(Page and application data records)
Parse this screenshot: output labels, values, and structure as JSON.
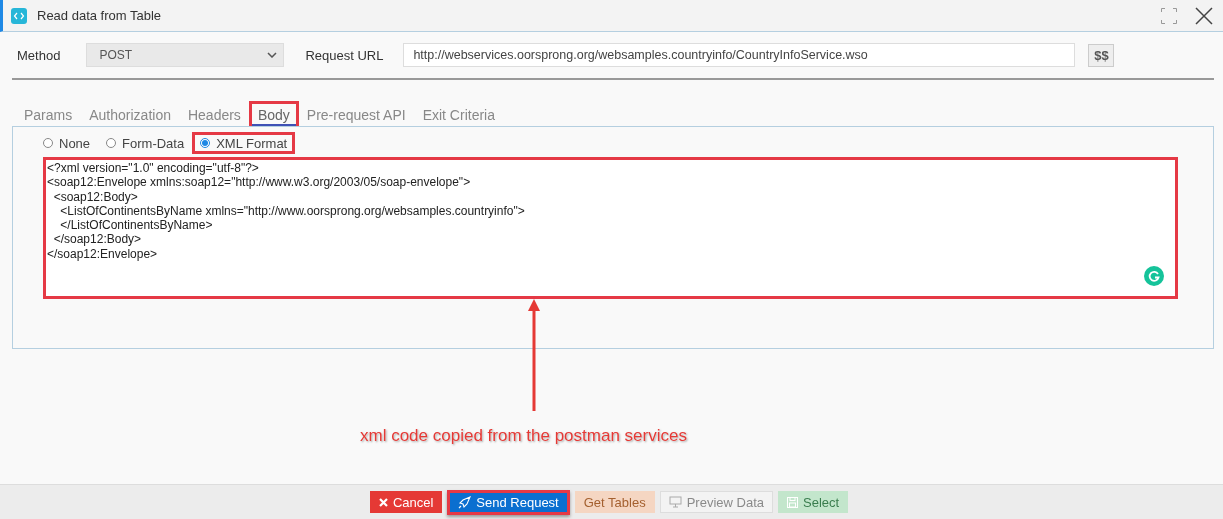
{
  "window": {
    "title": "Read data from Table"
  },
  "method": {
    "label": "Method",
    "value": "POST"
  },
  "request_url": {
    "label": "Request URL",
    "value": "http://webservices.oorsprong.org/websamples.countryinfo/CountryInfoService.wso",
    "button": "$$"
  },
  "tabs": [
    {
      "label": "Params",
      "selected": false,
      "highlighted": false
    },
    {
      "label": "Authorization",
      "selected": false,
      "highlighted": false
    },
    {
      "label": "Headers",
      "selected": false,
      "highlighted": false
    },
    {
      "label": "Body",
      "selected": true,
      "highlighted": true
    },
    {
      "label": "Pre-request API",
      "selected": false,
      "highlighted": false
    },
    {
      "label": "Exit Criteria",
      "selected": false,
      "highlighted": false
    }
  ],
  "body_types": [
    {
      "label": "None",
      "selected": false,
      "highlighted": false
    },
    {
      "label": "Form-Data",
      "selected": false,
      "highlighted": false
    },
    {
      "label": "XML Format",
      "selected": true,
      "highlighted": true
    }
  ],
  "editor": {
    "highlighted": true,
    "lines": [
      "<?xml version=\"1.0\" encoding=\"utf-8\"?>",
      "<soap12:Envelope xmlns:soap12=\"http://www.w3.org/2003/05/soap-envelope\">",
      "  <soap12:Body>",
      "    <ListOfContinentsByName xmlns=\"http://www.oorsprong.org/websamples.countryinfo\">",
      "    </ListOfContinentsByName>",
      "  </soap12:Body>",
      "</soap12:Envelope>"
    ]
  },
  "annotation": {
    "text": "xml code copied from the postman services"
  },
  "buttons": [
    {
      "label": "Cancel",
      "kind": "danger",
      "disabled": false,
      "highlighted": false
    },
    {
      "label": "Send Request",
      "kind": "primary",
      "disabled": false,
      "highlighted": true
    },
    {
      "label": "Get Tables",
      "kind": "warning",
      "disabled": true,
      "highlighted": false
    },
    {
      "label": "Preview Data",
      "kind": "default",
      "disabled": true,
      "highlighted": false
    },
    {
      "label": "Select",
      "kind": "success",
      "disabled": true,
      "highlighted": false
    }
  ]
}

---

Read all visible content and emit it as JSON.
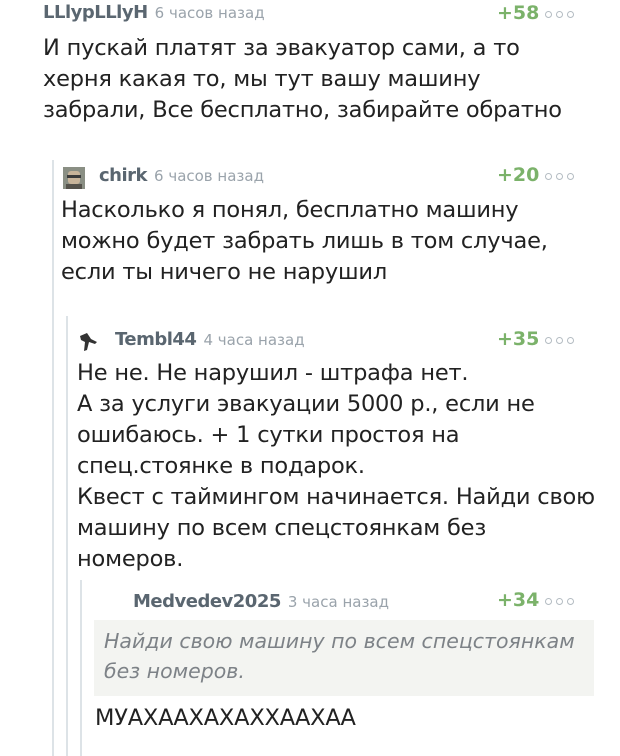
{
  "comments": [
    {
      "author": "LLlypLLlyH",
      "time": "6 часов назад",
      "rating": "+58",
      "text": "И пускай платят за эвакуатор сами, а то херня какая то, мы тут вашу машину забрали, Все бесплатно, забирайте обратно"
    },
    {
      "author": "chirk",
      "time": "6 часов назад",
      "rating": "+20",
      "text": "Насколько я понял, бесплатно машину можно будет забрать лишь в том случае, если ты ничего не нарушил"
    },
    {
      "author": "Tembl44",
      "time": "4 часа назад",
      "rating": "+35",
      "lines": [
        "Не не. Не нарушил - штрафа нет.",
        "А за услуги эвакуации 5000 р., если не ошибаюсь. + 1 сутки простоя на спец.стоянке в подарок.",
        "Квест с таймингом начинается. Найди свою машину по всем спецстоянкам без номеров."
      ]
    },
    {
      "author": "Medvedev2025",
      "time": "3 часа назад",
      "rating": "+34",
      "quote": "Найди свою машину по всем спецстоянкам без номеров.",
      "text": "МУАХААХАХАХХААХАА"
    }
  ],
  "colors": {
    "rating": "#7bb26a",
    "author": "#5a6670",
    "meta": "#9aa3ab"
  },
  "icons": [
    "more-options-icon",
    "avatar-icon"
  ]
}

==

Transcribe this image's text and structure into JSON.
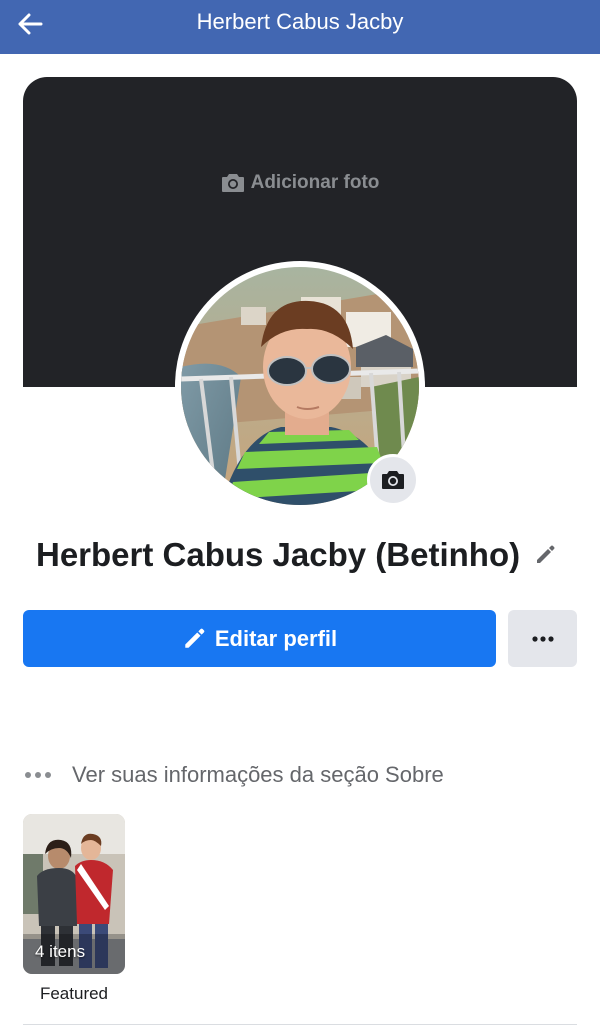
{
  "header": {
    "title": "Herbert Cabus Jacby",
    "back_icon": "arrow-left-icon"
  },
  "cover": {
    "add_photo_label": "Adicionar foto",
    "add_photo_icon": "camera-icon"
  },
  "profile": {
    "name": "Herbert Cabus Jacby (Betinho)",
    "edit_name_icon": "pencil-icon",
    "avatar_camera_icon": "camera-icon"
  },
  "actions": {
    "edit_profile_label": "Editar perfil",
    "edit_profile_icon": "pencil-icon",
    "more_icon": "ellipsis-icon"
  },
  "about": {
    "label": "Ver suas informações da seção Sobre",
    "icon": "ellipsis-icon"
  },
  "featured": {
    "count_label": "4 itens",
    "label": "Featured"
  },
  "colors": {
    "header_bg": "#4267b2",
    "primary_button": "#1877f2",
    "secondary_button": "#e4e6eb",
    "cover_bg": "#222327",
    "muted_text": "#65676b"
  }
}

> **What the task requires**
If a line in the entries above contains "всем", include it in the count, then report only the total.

> **Task answer**
2